Participants: Fedor Emelianenko vs. Kevin Randleman
The Set-Up: Randleman and Fedor were who we thought they were. Fedor was an unstoppable beating machine, with only a not-so-real loss on his record. Randleman was the former UFC Champion with the freakish physique and kind of stupid haircut. Everything seemed to be going pretty awesome for Randleman early on, as he grabbed Fedor from behind and launched him over his head in a suplex. The Russian’s body arced through the air, before coming down squarely on the top of his head, marking the second time on this list an entire stadium was sure they just saw a man’s head and spine go their separate ways.
Only, Fedor isn’t what we refer to as, in layman’s terms, human. After sustaining the stadium-rocking blow entirely on his head, Fedor calmly betters his position, sweeps Randleman and locks in a kimura. Also, for some reason, this is all happens to the sound of the song from a movie whose franchise is most famous for an American beating the Christ out of a Russian.
The Most Incredible Gogoplata of All Time
Event: Dream 4 – Middleweight Grand Prix 2008 Quarterfinals
Participants: Shinya Aoki vs. Katsuhiko Nagata
The Set-Up: It says a lot about how mind-blowingly entertaining MMA has become in the past few years that the gogoplata submission has been pulled off enough times in the sport for it to warrant its own category on this list. Aoki himself first pulled off the move on Joachim Hansen, and Nick Diaz made it really famous (which is to say Americans cared about it) when he slapped it on Takanori Gomi, the world’s greatest lightweight from now until forever in many fans’ eyes, results be damned. Hell, even Brad Imes pulled it off. Twice. Consecutively.
Perhaps sensing that the move he had introduced to the sport was becoming passé, Aoki decided it was time to crank up the ridiculous factor ten fold. Securing mount against an outmatched Nagata, Aoki channeled the power of his Magical Submission Pants of Ultimate Victorious Destiny (Victorious destiny not assured at welterweight)TM grabbed his foot in his hands, and slowly dragged it across Nagata’s throat for the mounted gogoplata victory.

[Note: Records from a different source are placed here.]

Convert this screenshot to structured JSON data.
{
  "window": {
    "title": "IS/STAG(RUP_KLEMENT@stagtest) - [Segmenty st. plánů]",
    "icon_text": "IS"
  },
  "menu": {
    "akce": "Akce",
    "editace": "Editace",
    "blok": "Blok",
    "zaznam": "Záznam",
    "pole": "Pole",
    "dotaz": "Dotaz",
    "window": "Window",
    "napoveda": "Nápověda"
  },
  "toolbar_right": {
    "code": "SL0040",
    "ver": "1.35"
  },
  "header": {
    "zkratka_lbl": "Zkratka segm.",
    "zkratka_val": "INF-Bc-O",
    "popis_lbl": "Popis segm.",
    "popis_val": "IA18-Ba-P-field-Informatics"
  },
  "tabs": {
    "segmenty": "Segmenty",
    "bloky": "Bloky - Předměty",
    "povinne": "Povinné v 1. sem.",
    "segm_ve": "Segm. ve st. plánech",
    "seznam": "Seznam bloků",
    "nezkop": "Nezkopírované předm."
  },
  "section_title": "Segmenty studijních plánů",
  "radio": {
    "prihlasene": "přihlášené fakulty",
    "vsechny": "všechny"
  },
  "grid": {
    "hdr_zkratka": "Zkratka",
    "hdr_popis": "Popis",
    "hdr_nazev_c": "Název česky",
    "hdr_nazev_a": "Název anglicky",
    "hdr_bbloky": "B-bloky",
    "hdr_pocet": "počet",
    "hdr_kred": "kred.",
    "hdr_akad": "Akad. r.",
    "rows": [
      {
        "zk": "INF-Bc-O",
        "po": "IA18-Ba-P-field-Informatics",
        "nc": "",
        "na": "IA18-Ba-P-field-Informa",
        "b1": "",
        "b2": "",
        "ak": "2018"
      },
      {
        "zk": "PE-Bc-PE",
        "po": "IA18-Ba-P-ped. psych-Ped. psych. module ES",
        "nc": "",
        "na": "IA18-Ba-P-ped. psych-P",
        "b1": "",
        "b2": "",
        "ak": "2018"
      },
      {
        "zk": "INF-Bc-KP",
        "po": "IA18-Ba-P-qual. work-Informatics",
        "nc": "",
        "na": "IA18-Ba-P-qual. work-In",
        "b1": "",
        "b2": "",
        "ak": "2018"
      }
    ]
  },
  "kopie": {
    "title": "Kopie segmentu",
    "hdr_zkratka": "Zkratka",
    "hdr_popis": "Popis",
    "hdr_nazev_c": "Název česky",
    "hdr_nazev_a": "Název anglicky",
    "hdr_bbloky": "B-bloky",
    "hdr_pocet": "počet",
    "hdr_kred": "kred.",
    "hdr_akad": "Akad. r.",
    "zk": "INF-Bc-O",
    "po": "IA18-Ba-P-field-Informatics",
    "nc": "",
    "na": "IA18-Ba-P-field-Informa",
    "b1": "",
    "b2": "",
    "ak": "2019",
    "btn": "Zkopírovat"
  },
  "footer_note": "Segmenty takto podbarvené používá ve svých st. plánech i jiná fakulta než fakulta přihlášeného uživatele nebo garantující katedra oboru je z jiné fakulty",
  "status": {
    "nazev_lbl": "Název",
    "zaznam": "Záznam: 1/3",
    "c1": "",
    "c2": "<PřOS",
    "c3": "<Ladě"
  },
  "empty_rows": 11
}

The Most Incredible Nothing at All That We Can See of All Time
Event: The Ultimate Fighting Championships
Participants: Royce Grace vs. Art Jimmerson
The Set-Up: This was the first ever match for early-UFC force of domination Royce Gracie, and paired up against a larger boxer, many at home no-doubt were sure they were about to see a small Brazilian man punched into oblivion. Then Jimmerson came out with one glove, and even those who didn’t really get this Ultimate Cage Fighting thing quite yet were pretty sure that was a bad decision. Gracie quickly took Jimmerson down and went about passing guard and taking the full mount, ready to continue the assault and eventually free up an arm or a chance to take the back and sink in a choke.
HOLY FUCK!: Or, he could have just sat there and thought about kittens, and it would have had the same effect. With Gracie in mount, Jimmerson flashed back to a conversation he had prior to the event with future referee super star Big John McCarthy, wherein McCarthy told him if he was ever in pain on the ground and didn’t want a limb snapped in half, he should tap. Realizing his chances of getting out from beneath Gracie without ending up in such a hold, Jimmerson cut out the middle man of getting caught and just went ahead and tapped to Royce being in a better position than he was. The crowd lost their collective mind, and booed over the decision to tap when not being punched, just as they had to Ken Shamrock’s leg lock victory in the previous bout. Admittedly, they were slightly less right to do so that time.